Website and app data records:

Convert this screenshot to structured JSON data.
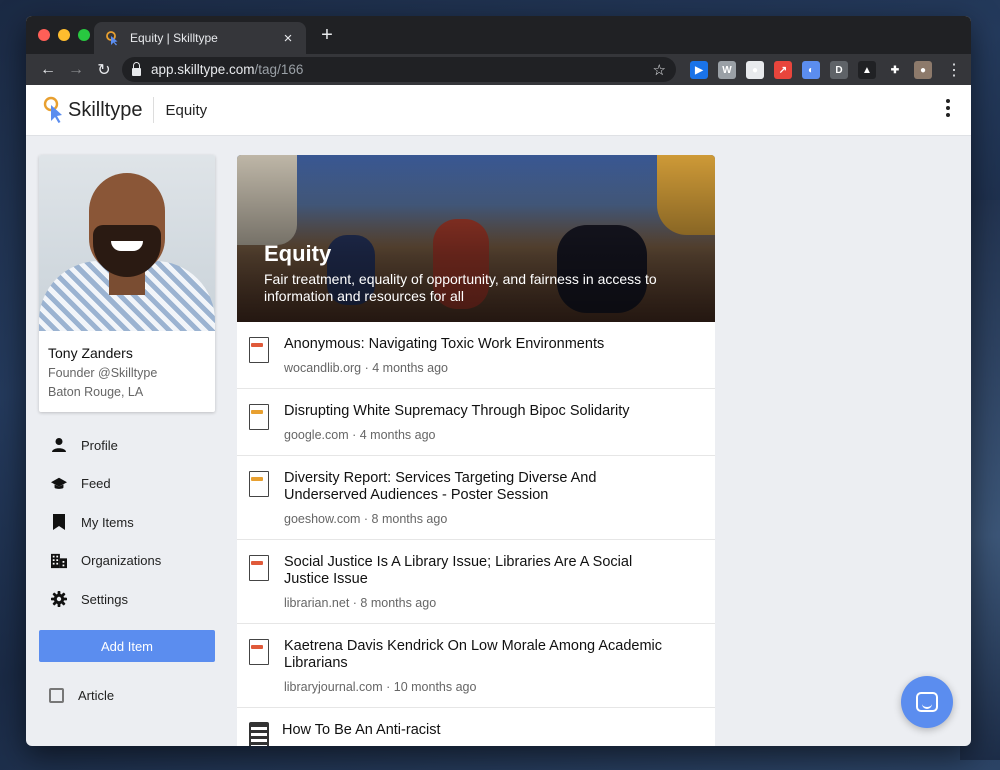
{
  "browser": {
    "tab_title": "Equity | Skilltype",
    "tab_close": "×",
    "new_tab": "+",
    "url_host": "app.skilltype.com",
    "url_path": "/tag/166",
    "back": "←",
    "forward": "→",
    "reload": "↻",
    "star": "☆",
    "menu": "⋮",
    "extensions": [
      {
        "icon": "screencast-icon",
        "color": "#1a73e8",
        "glyph": "▶"
      },
      {
        "icon": "w-icon",
        "color": "#9aa0a6",
        "glyph": "W"
      },
      {
        "icon": "circle-icon",
        "color": "#e8eaed",
        "glyph": "●"
      },
      {
        "icon": "arrow-icon",
        "color": "#e8453c",
        "glyph": "↗"
      },
      {
        "icon": "skilltype-ext-icon",
        "color": "#5b8def",
        "glyph": "◐"
      },
      {
        "icon": "d-icon",
        "color": "#5f6368",
        "glyph": "D"
      },
      {
        "icon": "cone-icon",
        "color": "#202124",
        "glyph": "▲"
      },
      {
        "icon": "puzzle-icon",
        "color": "#35363a",
        "glyph": "✚"
      },
      {
        "icon": "profile-avatar-icon",
        "color": "#8d7a6b",
        "glyph": "●"
      }
    ]
  },
  "header": {
    "brand": "Skilltype",
    "page": "Equity"
  },
  "profile": {
    "name": "Tony Zanders",
    "role": "Founder @Skilltype",
    "location": "Baton Rouge, LA"
  },
  "nav": [
    {
      "label": "Profile",
      "icon": "person-icon"
    },
    {
      "label": "Feed",
      "icon": "graduation-cap-icon"
    },
    {
      "label": "My Items",
      "icon": "bookmark-icon"
    },
    {
      "label": "Organizations",
      "icon": "building-icon"
    },
    {
      "label": "Settings",
      "icon": "gear-icon"
    }
  ],
  "add_item_label": "Add Item",
  "filter_label": "Article",
  "hero": {
    "title": "Equity",
    "description": "Fair treatment, equality of opportunity, and fairness in access to information and resources for all"
  },
  "items": [
    {
      "title": "Anonymous: Navigating Toxic Work Environments",
      "meta": "wocandlib.org · 4 months ago",
      "tag_color": "#e05a3a"
    },
    {
      "title": "Disrupting White Supremacy Through Bipoc Solidarity",
      "meta": "google.com · 4 months ago",
      "tag_color": "#e8a030"
    },
    {
      "title": "Diversity Report: Services Targeting Diverse And Underserved Audiences - Poster Session",
      "meta": "goeshow.com · 8 months ago",
      "tag_color": "#e8a030"
    },
    {
      "title": "Social Justice Is A Library Issue; Libraries Are A Social Justice Issue",
      "meta": "librarian.net · 8 months ago",
      "tag_color": "#e05a3a"
    },
    {
      "title": "Kaetrena Davis Kendrick On Low Morale Among Academic Librarians",
      "meta": "libraryjournal.com · 10 months ago",
      "tag_color": "#e05a3a"
    },
    {
      "title": "How To Be An Anti-racist",
      "meta": "",
      "tag_color": ""
    }
  ]
}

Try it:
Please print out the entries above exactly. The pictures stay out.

Result for this exercise:
Convert this screenshot to structured JSON data.
{
  "browser": {
    "tab_title": "Equity | Skilltype",
    "tab_close": "×",
    "new_tab": "+",
    "url_host": "app.skilltype.com",
    "url_path": "/tag/166",
    "back": "←",
    "forward": "→",
    "reload": "↻",
    "star": "☆",
    "menu": "⋮",
    "extensions": [
      {
        "icon": "screencast-icon",
        "color": "#1a73e8",
        "glyph": "▶"
      },
      {
        "icon": "w-icon",
        "color": "#9aa0a6",
        "glyph": "W"
      },
      {
        "icon": "circle-icon",
        "color": "#e8eaed",
        "glyph": "●"
      },
      {
        "icon": "arrow-icon",
        "color": "#e8453c",
        "glyph": "↗"
      },
      {
        "icon": "skilltype-ext-icon",
        "color": "#5b8def",
        "glyph": "◐"
      },
      {
        "icon": "d-icon",
        "color": "#5f6368",
        "glyph": "D"
      },
      {
        "icon": "cone-icon",
        "color": "#202124",
        "glyph": "▲"
      },
      {
        "icon": "puzzle-icon",
        "color": "#35363a",
        "glyph": "✚"
      },
      {
        "icon": "profile-avatar-icon",
        "color": "#8d7a6b",
        "glyph": "●"
      }
    ]
  },
  "header": {
    "brand": "Skilltype",
    "page": "Equity"
  },
  "profile": {
    "name": "Tony Zanders",
    "role": "Founder @Skilltype",
    "location": "Baton Rouge, LA"
  },
  "nav": [
    {
      "label": "Profile",
      "icon": "person-icon"
    },
    {
      "label": "Feed",
      "icon": "graduation-cap-icon"
    },
    {
      "label": "My Items",
      "icon": "bookmark-icon"
    },
    {
      "label": "Organizations",
      "icon": "building-icon"
    },
    {
      "label": "Settings",
      "icon": "gear-icon"
    }
  ],
  "add_item_label": "Add Item",
  "filter_label": "Article",
  "hero": {
    "title": "Equity",
    "description": "Fair treatment, equality of opportunity, and fairness in access to information and resources for all"
  },
  "items": [
    {
      "title": "Anonymous: Navigating Toxic Work Environments",
      "meta": "wocandlib.org · 4 months ago",
      "tag_color": "#e05a3a"
    },
    {
      "title": "Disrupting White Supremacy Through Bipoc Solidarity",
      "meta": "google.com · 4 months ago",
      "tag_color": "#e8a030"
    },
    {
      "title": "Diversity Report: Services Targeting Diverse And Underserved Audiences - Poster Session",
      "meta": "goeshow.com · 8 months ago",
      "tag_color": "#e8a030"
    },
    {
      "title": "Social Justice Is A Library Issue; Libraries Are A Social Justice Issue",
      "meta": "librarian.net · 8 months ago",
      "tag_color": "#e05a3a"
    },
    {
      "title": "Kaetrena Davis Kendrick On Low Morale Among Academic Librarians",
      "meta": "libraryjournal.com · 10 months ago",
      "tag_color": "#e05a3a"
    },
    {
      "title": "How To Be An Anti-racist",
      "meta": "",
      "tag_color": ""
    }
  ]
}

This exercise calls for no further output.